▽
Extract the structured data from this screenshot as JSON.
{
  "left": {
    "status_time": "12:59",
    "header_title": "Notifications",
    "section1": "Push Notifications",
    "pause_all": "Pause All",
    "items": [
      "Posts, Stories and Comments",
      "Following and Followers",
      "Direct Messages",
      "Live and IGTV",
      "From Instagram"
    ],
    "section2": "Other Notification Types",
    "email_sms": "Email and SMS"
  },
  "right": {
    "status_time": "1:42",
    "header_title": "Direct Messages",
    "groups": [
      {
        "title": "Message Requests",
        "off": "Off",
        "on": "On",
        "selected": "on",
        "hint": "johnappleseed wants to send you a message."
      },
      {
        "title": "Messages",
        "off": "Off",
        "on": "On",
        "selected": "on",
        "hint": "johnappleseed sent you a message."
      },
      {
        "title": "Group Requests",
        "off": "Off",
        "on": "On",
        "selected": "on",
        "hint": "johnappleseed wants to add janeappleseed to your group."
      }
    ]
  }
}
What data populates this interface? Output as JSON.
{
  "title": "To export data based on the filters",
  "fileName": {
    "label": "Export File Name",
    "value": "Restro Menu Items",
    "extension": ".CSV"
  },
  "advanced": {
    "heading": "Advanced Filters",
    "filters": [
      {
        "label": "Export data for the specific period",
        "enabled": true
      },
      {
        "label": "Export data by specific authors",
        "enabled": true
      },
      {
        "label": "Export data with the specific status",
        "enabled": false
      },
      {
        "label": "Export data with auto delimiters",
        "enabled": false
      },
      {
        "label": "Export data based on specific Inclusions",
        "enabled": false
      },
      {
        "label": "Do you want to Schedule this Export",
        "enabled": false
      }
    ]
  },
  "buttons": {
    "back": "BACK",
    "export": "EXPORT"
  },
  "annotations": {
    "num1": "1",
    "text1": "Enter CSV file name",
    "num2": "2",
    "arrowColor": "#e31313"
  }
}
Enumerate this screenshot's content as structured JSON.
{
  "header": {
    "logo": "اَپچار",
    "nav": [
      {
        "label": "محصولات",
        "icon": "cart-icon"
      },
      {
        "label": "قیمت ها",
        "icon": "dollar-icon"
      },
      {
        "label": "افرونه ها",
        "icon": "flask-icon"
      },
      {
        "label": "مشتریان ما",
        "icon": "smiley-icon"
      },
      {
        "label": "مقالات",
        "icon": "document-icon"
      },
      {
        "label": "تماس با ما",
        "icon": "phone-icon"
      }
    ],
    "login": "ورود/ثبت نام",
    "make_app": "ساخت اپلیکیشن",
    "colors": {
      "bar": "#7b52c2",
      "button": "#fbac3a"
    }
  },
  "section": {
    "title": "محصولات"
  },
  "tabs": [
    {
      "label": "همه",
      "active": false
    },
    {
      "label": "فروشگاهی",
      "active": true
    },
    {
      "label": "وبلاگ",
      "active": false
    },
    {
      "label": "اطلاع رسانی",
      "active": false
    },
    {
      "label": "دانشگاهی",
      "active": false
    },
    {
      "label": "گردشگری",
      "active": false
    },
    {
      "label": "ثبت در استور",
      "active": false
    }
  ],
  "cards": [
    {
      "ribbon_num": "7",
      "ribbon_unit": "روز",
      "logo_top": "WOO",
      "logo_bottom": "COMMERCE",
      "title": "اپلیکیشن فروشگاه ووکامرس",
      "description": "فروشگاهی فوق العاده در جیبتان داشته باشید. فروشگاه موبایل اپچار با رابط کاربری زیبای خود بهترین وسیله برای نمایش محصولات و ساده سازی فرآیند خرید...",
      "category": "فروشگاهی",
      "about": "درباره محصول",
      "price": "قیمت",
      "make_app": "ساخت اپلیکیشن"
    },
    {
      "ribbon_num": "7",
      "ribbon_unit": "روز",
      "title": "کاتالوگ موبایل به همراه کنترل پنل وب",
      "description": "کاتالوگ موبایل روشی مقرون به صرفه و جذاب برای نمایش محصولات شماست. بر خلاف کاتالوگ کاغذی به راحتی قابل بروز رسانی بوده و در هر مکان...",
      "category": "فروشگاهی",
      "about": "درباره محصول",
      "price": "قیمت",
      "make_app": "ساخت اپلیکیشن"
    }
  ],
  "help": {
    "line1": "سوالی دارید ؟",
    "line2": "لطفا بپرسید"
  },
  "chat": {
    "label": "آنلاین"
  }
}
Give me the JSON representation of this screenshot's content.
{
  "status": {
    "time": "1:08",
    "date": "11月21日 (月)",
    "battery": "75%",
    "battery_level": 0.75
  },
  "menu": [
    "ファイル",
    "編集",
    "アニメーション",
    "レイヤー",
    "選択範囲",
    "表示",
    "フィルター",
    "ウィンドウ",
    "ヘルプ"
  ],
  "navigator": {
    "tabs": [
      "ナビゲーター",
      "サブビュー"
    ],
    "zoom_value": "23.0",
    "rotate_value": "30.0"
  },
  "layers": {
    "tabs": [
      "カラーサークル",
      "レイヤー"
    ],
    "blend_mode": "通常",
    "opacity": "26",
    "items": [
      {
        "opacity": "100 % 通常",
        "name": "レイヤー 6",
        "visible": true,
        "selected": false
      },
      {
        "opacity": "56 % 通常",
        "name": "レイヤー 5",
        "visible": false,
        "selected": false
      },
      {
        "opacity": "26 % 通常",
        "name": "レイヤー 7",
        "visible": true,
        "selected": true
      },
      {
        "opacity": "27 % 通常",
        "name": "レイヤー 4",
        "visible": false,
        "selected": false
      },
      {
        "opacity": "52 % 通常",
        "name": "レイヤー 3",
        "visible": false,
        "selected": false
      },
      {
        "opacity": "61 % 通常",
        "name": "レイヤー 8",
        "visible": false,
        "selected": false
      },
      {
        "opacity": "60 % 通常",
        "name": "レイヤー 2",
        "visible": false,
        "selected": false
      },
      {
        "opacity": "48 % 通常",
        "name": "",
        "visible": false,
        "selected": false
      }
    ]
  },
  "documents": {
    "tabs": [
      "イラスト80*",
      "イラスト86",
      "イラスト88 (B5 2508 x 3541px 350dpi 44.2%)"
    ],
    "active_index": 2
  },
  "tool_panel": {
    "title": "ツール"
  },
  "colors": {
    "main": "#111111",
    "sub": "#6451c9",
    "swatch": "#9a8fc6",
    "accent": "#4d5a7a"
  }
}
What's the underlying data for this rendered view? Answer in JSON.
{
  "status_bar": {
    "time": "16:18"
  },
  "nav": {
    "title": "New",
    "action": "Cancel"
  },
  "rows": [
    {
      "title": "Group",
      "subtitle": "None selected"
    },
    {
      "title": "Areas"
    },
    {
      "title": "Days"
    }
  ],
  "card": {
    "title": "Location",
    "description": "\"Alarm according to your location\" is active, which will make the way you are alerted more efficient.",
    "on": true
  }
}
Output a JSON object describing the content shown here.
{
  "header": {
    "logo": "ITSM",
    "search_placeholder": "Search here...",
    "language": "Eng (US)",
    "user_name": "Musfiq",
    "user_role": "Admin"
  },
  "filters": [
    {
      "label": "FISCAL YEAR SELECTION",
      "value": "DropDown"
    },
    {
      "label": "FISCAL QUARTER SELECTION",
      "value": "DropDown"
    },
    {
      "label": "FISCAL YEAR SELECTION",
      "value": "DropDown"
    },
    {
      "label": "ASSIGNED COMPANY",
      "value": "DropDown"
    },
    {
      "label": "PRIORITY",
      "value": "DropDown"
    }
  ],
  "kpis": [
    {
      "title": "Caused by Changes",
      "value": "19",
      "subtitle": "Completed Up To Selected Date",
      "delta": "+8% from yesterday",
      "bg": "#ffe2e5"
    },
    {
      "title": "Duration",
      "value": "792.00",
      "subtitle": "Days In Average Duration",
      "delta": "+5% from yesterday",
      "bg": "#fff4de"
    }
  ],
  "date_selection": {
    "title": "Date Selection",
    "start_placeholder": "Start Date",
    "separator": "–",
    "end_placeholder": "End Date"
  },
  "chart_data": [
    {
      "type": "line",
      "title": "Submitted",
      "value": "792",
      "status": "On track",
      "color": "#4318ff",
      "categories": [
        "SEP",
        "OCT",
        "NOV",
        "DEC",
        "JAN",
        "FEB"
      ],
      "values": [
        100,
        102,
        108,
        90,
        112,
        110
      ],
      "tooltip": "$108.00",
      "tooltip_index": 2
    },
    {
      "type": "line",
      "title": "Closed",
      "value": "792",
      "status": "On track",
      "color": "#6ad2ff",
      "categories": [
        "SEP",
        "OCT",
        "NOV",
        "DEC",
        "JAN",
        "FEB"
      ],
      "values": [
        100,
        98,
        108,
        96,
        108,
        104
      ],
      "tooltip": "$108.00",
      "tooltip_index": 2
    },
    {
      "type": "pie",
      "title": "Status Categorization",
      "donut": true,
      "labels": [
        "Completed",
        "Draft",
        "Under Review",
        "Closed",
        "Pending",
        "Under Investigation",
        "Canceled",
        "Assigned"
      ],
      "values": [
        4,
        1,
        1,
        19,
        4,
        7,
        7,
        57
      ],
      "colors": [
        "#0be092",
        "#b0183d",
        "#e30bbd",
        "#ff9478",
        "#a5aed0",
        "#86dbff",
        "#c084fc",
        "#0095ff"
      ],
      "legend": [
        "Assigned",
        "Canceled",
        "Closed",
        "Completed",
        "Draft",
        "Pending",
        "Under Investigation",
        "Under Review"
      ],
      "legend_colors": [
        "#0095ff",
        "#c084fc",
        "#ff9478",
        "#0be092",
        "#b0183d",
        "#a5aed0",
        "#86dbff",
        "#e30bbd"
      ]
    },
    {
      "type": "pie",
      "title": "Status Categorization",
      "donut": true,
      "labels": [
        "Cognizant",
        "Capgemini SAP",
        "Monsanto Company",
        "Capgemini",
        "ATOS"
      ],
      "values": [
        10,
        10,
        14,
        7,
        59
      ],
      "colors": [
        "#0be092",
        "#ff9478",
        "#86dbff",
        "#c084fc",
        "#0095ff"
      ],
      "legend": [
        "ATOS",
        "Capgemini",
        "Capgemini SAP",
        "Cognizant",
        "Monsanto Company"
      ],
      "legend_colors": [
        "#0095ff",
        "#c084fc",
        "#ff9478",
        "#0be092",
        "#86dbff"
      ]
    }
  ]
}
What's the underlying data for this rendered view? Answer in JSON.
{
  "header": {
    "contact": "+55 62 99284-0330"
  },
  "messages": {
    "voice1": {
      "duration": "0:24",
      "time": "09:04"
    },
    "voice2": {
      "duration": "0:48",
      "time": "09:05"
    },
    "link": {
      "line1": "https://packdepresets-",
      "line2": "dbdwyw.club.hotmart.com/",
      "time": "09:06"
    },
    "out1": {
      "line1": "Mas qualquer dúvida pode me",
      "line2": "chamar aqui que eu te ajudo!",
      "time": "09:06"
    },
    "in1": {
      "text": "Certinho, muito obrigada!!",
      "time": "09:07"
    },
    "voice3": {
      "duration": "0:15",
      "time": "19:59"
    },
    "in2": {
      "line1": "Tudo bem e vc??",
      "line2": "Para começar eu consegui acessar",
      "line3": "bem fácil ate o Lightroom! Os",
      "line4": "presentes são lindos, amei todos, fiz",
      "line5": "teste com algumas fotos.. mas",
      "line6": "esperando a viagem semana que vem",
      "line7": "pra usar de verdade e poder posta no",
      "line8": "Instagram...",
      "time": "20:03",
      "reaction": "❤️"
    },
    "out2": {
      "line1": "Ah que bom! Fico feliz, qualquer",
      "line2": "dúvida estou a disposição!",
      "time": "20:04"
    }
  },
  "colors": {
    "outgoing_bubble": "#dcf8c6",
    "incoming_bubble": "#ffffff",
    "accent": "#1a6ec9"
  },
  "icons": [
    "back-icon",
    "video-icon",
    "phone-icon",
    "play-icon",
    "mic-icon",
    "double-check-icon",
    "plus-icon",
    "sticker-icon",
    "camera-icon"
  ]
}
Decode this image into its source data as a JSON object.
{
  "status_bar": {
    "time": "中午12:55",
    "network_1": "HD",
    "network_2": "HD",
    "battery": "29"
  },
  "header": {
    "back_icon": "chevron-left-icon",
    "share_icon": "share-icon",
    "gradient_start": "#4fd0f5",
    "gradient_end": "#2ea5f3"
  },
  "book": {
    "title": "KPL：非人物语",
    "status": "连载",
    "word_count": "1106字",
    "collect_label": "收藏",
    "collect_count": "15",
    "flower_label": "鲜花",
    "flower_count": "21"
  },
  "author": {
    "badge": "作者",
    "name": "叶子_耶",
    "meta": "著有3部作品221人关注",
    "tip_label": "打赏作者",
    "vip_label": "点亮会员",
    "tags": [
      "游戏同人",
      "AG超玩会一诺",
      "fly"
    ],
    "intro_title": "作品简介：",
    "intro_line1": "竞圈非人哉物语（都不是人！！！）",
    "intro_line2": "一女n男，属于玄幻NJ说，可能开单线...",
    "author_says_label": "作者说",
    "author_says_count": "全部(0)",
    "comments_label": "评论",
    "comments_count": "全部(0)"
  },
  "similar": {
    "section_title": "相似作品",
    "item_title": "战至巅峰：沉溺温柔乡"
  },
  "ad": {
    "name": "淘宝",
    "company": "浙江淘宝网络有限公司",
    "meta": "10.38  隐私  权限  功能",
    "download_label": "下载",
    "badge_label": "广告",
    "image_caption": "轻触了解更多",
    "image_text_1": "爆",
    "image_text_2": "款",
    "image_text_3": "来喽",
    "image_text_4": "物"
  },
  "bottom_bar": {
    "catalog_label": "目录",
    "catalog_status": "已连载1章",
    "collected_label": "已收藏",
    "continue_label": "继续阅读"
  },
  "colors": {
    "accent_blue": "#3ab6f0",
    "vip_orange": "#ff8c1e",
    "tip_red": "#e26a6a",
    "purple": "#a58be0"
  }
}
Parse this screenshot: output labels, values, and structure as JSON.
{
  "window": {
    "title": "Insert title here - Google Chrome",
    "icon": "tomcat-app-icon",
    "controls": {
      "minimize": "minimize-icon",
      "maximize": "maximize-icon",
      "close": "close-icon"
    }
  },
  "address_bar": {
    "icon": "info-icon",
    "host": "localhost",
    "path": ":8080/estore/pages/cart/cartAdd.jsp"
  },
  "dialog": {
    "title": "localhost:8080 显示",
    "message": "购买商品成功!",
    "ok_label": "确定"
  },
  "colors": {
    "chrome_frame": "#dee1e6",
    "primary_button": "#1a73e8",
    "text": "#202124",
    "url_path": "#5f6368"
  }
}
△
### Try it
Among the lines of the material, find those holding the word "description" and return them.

### Response for this exercise
      "description": "فروشگاهی فوق العاده در جیبتان داشته باشید. فروشگاه موبایل اپچار با رابط کاربری زیبای خود بهترین وسیله برای نمایش محصولات و ساده سازی فرآیند خرید...",
      "description": "کاتالوگ موبایل روشی مقرون به صرفه و جذاب برای نمایش محصولات شماست. بر خلاف کاتالوگ کاغذی به راحتی قابل بروز رسانی بوده و در هر مکان...",
    "description": "\"Alarm according to your location\" is active, which will make the way you are alerted more efficient.",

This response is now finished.